Today, Mexico City sits in a dry basin, but back in the 16th century, the area was filled with the waters of Lake Texcoco. That was home to the Aztecs, who built a city on an island in the lake and used its waters as a food source. They would scrape a slimy blue-green substance they called "tcuitlatl" off the water's surface using fine nets. They'd then dry it into square cakes that, according to a Franciscan missionary in the early 1500s, they ate a great deal of.

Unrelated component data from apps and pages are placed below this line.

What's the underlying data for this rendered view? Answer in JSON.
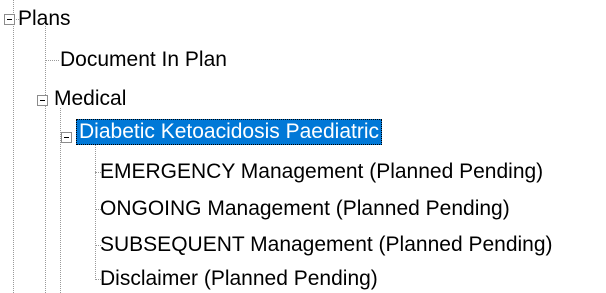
{
  "tree": {
    "root": {
      "label": "Plans",
      "expanded": true
    },
    "items": [
      {
        "label": "Document In Plan"
      },
      {
        "label": "Medical",
        "expanded": true,
        "children": [
          {
            "label": "Diabetic Ketoacidosis Paediatric",
            "expanded": true,
            "selected": true,
            "children": [
              {
                "label": "EMERGENCY Management (Planned Pending)"
              },
              {
                "label": "ONGOING Management (Planned Pending)"
              },
              {
                "label": "SUBSEQUENT Management (Planned Pending)"
              },
              {
                "label": "Disclaimer (Planned Pending)"
              }
            ]
          }
        ]
      }
    ],
    "selection_color": "#0078d7"
  },
  "icons": {
    "toggle": "collapse-minus-icon"
  }
}
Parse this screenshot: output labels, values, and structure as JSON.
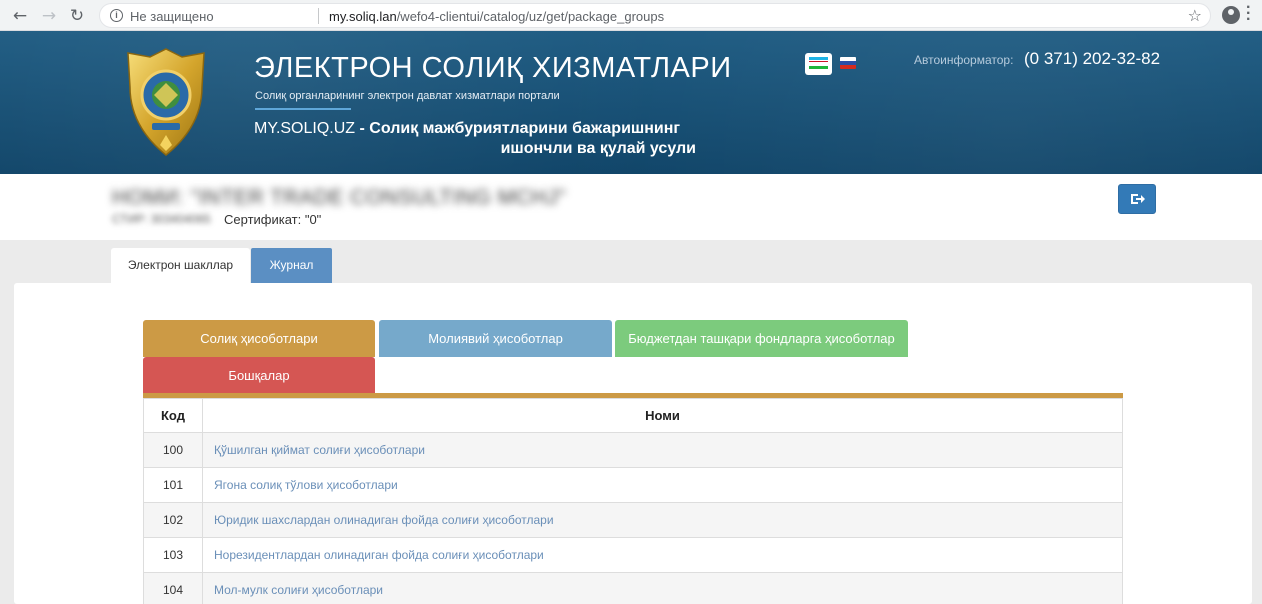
{
  "browser": {
    "insecure_label": "Не защищено",
    "url_host": "my.soliq.lan",
    "url_path": "/wefo4-clientui/catalog/uz/get/package_groups"
  },
  "header": {
    "title": "ЭЛЕКТРОН СОЛИҚ ХИЗМАТЛАРИ",
    "subtitle": "Солиқ органларининг электрон давлат хизматлари портали",
    "slogan_domain": "MY.SOLIQ.UZ",
    "slogan_line1": " - Солиқ мажбуриятларини бажаришнинг",
    "slogan_line2": "ишончли ва қулай усули",
    "informer_label": "Автоинформатор:",
    "phone": "(0 371) 202-32-82",
    "languages": [
      "uz",
      "ru"
    ],
    "colors": {
      "header_bg": "#1b4f72"
    }
  },
  "user": {
    "org_name": "НОМИ: \"INTER TRADE CONSULTING MCHJ\"",
    "stir": "СТИР: 303404065",
    "certificate": "Сертификат: \"0\""
  },
  "tabs": [
    {
      "label": "Электрон шакллар",
      "active": true
    },
    {
      "label": "Журнал",
      "active": false
    }
  ],
  "categories": [
    {
      "label": "Солиқ ҳисоботлари",
      "color": "#cc9a45",
      "active": true
    },
    {
      "label": "Молиявий ҳисоботлар",
      "color": "#76a9cb",
      "active": false
    },
    {
      "label": "Бюджетдан ташқари фондларга ҳисоботлар",
      "color": "#7ccb7d",
      "active": false
    },
    {
      "label": "Бошқалар",
      "color": "#d55653",
      "active": false
    }
  ],
  "table": {
    "columns": [
      "Код",
      "Номи"
    ],
    "rows": [
      {
        "code": "100",
        "name": "Қўшилган қиймат солиғи ҳисоботлари"
      },
      {
        "code": "101",
        "name": "Ягона солиқ тўлови ҳисоботлари"
      },
      {
        "code": "102",
        "name": "Юридик шахслардан олинадиган фойда солиғи ҳисоботлари"
      },
      {
        "code": "103",
        "name": "Норезидентлардан олинадиган фойда солиғи ҳисоботлари"
      },
      {
        "code": "104",
        "name": "Мол-мулк солиғи ҳисоботлари"
      }
    ]
  }
}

The Aztecs may not have known why this staple was good for them, but it sure was. These days, it seems their pond scum is the same substance we call spirulina, a photosynthesizing bacterium (nope, not algae) that's packed with all the essential protein-building amino acids, vitamins like niacin and the B's, minerals like calcium, iron and potassium, and inflammation-dousing antioxidants.
One animal study found that a spirulina supplement boosted immune activity, helping fight off fungal and bacterial infections. Another study published in 2017 found that 60 obese folks who took a 1-gram spirulina supplement daily for 12 weeks lost more weight and had lower cholesterol levels than a control group. Is it better than a daily multivitamin (1/2 morning and 1/2 night)? We don't know, but both act as insurance against an inadequate diet.

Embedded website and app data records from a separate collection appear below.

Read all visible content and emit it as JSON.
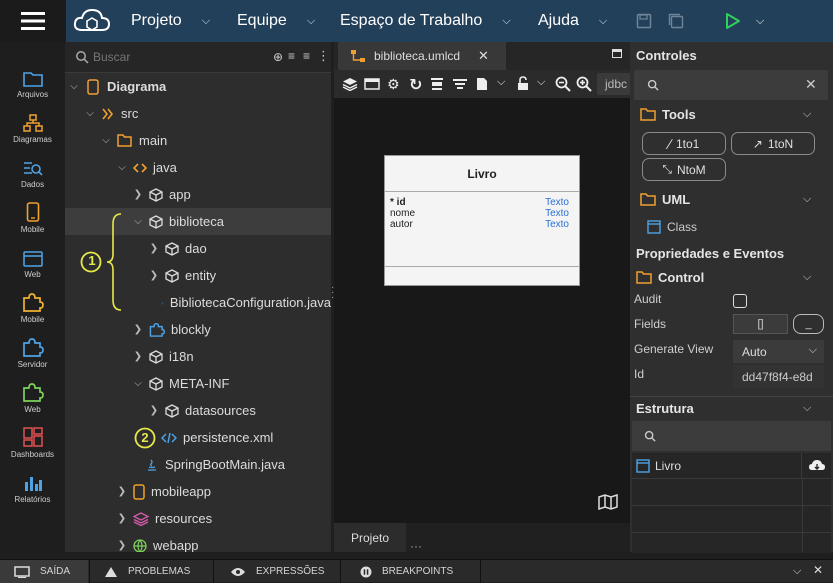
{
  "topbar": {
    "menus": [
      {
        "label": "Projeto"
      },
      {
        "label": "Equipe"
      },
      {
        "label": "Espaço de Trabalho"
      },
      {
        "label": "Ajuda"
      }
    ]
  },
  "rail": [
    {
      "label": "Arquivos",
      "icon": "folder-icon",
      "color": "#4ea3e6"
    },
    {
      "label": "Diagramas",
      "icon": "diagram-icon",
      "color": "#f0a030"
    },
    {
      "label": "Dados",
      "icon": "data-icon",
      "color": "#4ea3e6"
    },
    {
      "label": "Mobile",
      "icon": "mobile-icon",
      "color": "#f0a030"
    },
    {
      "label": "Web",
      "icon": "web-icon",
      "color": "#4ea3e6"
    },
    {
      "label": "Mobile",
      "icon": "puzzle-icon",
      "color": "#f0b030"
    },
    {
      "label": "Servidor",
      "icon": "puzzle-icon",
      "color": "#4ea3e6"
    },
    {
      "label": "Web",
      "icon": "puzzle-icon",
      "color": "#7ed05a"
    },
    {
      "label": "Dashboards",
      "icon": "dashboard-icon",
      "color": "#e05050"
    },
    {
      "label": "Relatórios",
      "icon": "chart-icon",
      "color": "#4ea3e6"
    }
  ],
  "tree": {
    "search_placeholder": "Buscar",
    "items": [
      {
        "label": "Diagrama",
        "bold": true
      },
      {
        "label": "src"
      },
      {
        "label": "main"
      },
      {
        "label": "java"
      },
      {
        "label": "app"
      },
      {
        "label": "biblioteca"
      },
      {
        "label": "dao"
      },
      {
        "label": "entity"
      },
      {
        "label": "BibliotecaConfiguration.java"
      },
      {
        "label": "blockly"
      },
      {
        "label": "i18n"
      },
      {
        "label": "META-INF"
      },
      {
        "label": "datasources"
      },
      {
        "label": "persistence.xml"
      },
      {
        "label": "SpringBootMain.java"
      },
      {
        "label": "mobileapp"
      },
      {
        "label": "resources"
      },
      {
        "label": "webapp"
      }
    ],
    "callouts": [
      "1",
      "2"
    ]
  },
  "editor": {
    "tab_label": "biblioteca.umlcd",
    "datasource_label": "jdbc",
    "uml": {
      "title": "Livro",
      "fields": [
        {
          "name": "* id",
          "type": "Texto"
        },
        {
          "name": "nome",
          "type": "Texto"
        },
        {
          "name": "autor",
          "type": "Texto"
        }
      ]
    },
    "bottom_tab": "Projeto"
  },
  "right": {
    "controles_title": "Controles",
    "tools_title": "Tools",
    "tools": [
      "1to1",
      "1toN",
      "NtoM"
    ],
    "uml_title": "UML",
    "uml_items": [
      "Class"
    ],
    "props_title": "Propriedades e Eventos",
    "control_title": "Control",
    "props": [
      {
        "label": "Audit"
      },
      {
        "label": "Fields",
        "value": "[]",
        "button": "_"
      },
      {
        "label": "Generate View",
        "value": "Auto"
      },
      {
        "label": "Id",
        "value": "dd47f8f4-e8d"
      }
    ],
    "estrutura_title": "Estrutura",
    "estrutura_items": [
      "Livro"
    ]
  },
  "bottom": {
    "tabs": [
      "SAÍDA",
      "PROBLEMAS",
      "EXPRESSÕES",
      "BREAKPOINTS"
    ]
  }
}
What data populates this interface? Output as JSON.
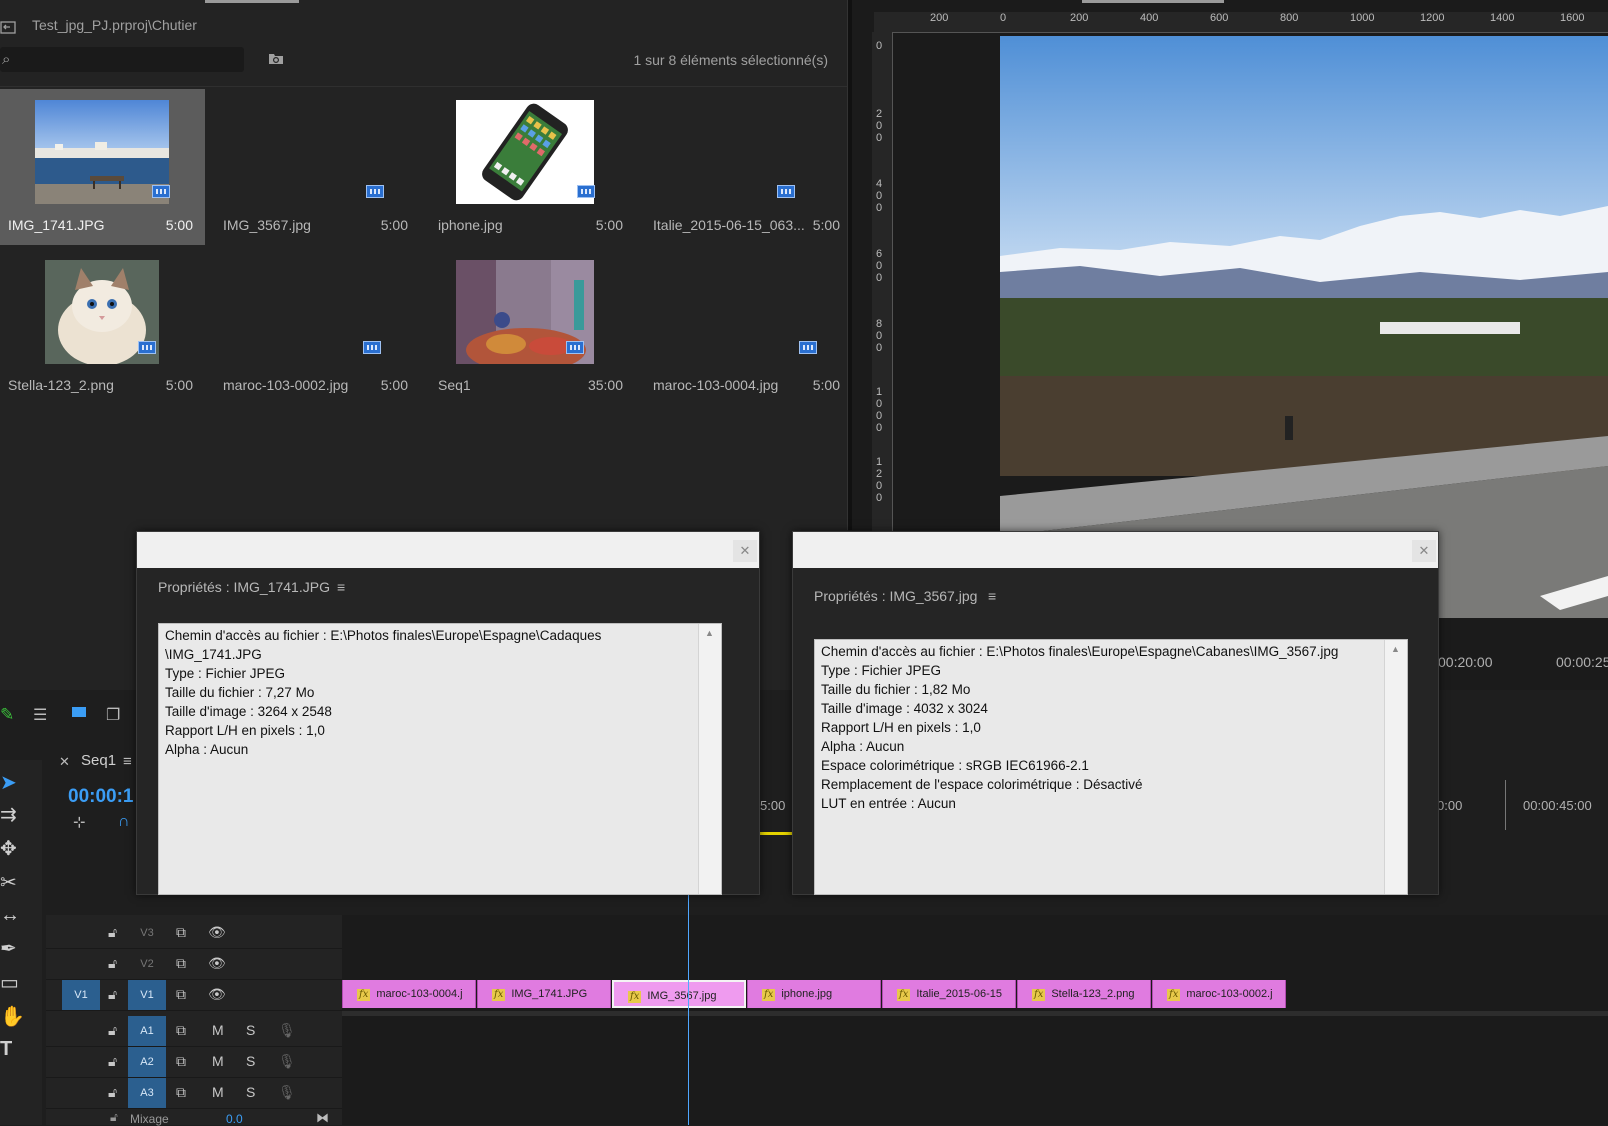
{
  "project": {
    "path": "Test_jpg_PJ.prproj\\Chutier",
    "selection_count": "1 sur 8 éléments sélectionné(s)",
    "search_placeholder": "",
    "items": [
      {
        "name": "IMG_1741.JPG",
        "duration": "5:00",
        "thumb": "harbor"
      },
      {
        "name": "IMG_3567.jpg",
        "duration": "5:00",
        "thumb": "none"
      },
      {
        "name": "iphone.jpg",
        "duration": "5:00",
        "thumb": "phone"
      },
      {
        "name": "Italie_2015-06-15_063...",
        "duration": "5:00",
        "thumb": "none"
      },
      {
        "name": "Stella-123_2.png",
        "duration": "5:00",
        "thumb": "cat"
      },
      {
        "name": "maroc-103-0002.jpg",
        "duration": "5:00",
        "thumb": "none"
      },
      {
        "name": "Seq1",
        "duration": "35:00",
        "thumb": "market"
      },
      {
        "name": "maroc-103-0004.jpg",
        "duration": "5:00",
        "thumb": "none"
      }
    ]
  },
  "monitor": {
    "ruler_top": [
      "200",
      "0",
      "200",
      "400",
      "600",
      "800",
      "1000",
      "1200",
      "1400",
      "1600"
    ],
    "ruler_left": [
      "0",
      "2 0 0",
      "4 0 0",
      "6 0 0",
      "8 0 0",
      "1 0 0 0",
      "1 2 0 0"
    ],
    "time_a": "00:20:00",
    "time_b": "00:00:25"
  },
  "timeline": {
    "sequence_tab": "Seq1",
    "timecode": "00:00:1",
    "ruler_labels": [
      "5:00",
      "0:00",
      "00:00:45:00"
    ],
    "mix_label": "Mixage",
    "mix_value": "0.0",
    "video_tracks": [
      {
        "name": "V3"
      },
      {
        "name": "V2"
      },
      {
        "name": "V1",
        "source": "V1"
      }
    ],
    "audio_tracks": [
      {
        "name": "A1",
        "m": "M",
        "s": "S"
      },
      {
        "name": "A2",
        "m": "M",
        "s": "S"
      },
      {
        "name": "A3",
        "m": "M",
        "s": "S"
      }
    ],
    "clips": [
      {
        "label": "maroc-103-0004.j",
        "fx": "fx"
      },
      {
        "label": "IMG_1741.JPG",
        "fx": "fx"
      },
      {
        "label": "IMG_3567.jpg",
        "fx": "fx",
        "selected": true
      },
      {
        "label": "iphone.jpg",
        "fx": "fx"
      },
      {
        "label": "Italie_2015-06-15",
        "fx": "fx"
      },
      {
        "label": "Stella-123_2.png",
        "fx": "fx"
      },
      {
        "label": "maroc-103-0002.j",
        "fx": "fx"
      }
    ]
  },
  "dialog1": {
    "title": "Propriétés : IMG_1741.JPG",
    "lines": [
      "Chemin d'accès au fichier : E:\\Photos finales\\Europe\\Espagne\\Cadaques",
      "\\IMG_1741.JPG",
      "Type : Fichier JPEG",
      "Taille du fichier : 7,27 Mo",
      "Taille d'image : 3264 x 2548",
      "Rapport L/H en pixels : 1,0",
      "Alpha : Aucun"
    ]
  },
  "dialog2": {
    "title": "Propriétés : IMG_3567.jpg",
    "lines": [
      "Chemin d'accès au fichier : E:\\Photos finales\\Europe\\Espagne\\Cabanes\\IMG_3567.jpg",
      "Type : Fichier JPEG",
      "Taille du fichier : 1,82 Mo",
      "Taille d'image : 4032 x 3024",
      "Rapport L/H en pixels : 1,0",
      "Alpha : Aucun",
      "Espace colorimétrique : sRGB IEC61966-2.1",
      "Remplacement de l'espace colorimétrique : Désactivé",
      "LUT en entrée : Aucun"
    ]
  },
  "colors": {
    "clip": "#e07be0",
    "accent": "#3b9df5",
    "target": "#2b5f8f",
    "badge": "#2a6fd0"
  }
}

So, if you're looking for a boost from a food that's like you'd get from a multivitamin, try mixing powdered spirulina into your smoothie or sprinkle it onto baked fish.

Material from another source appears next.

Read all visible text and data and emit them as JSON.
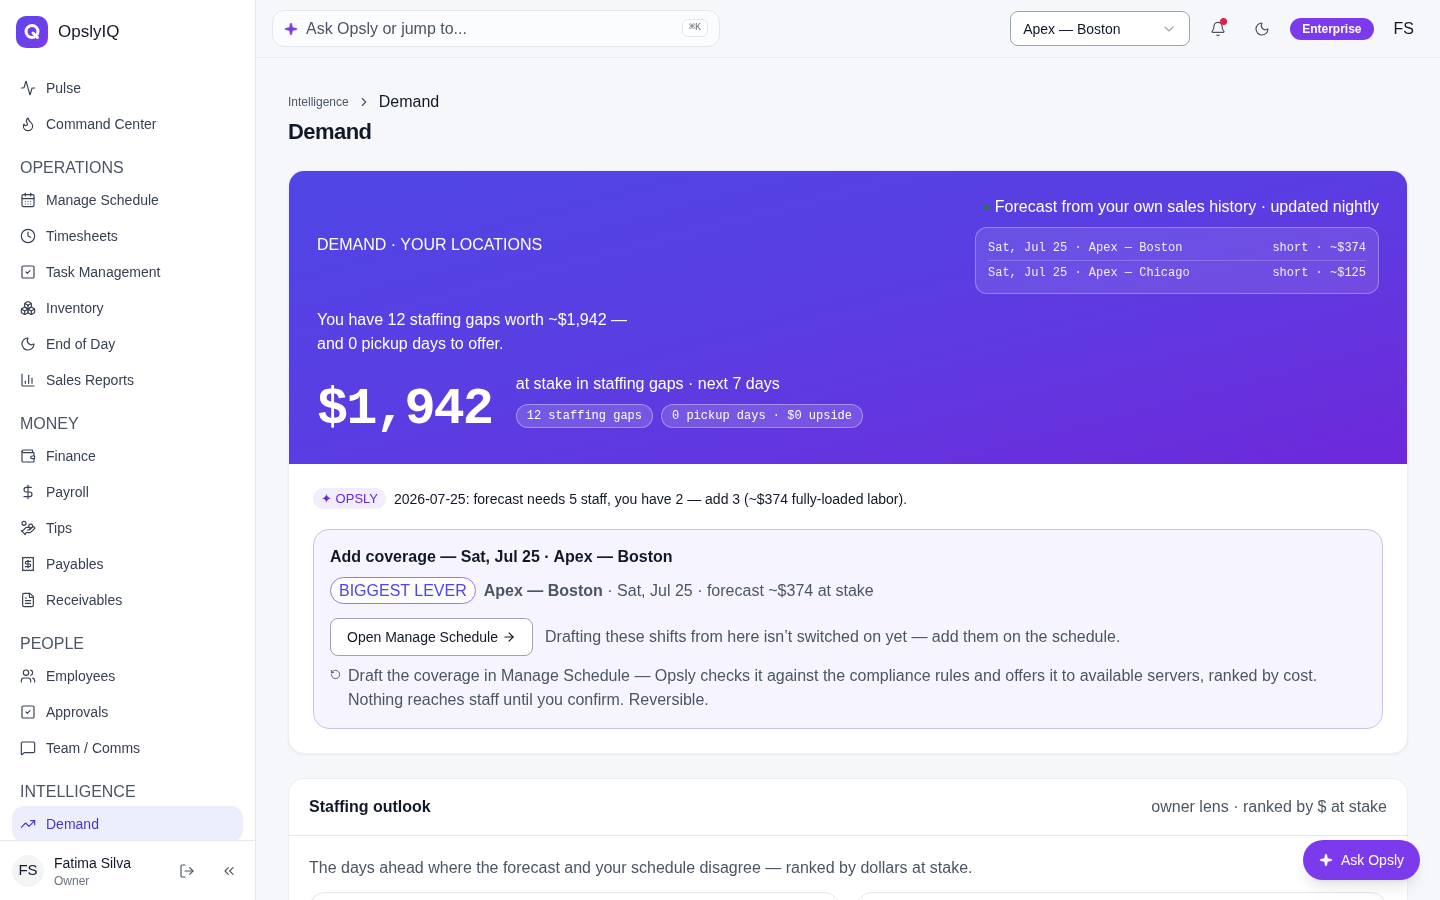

Mehmet Oz, M.D. is host of "The Dr. Oz Show," and Mike Roizen, M.D. is Chief Wellness Officer and Chair of Wellness Institute at Cleveland Clinic. To live your healthiest, tune into "The Dr. Oz Show" or visit www.sharecare.com.
(c) 2017 Michael Roizen, M.D. and Mehmet Oz, M.D.
Distributed by King Features Syndicate, Inc.(c) 2017 Michael Roizen, M.D. and Mehmet Oz, M.D. Distributed by King Features Syndicate, Inc.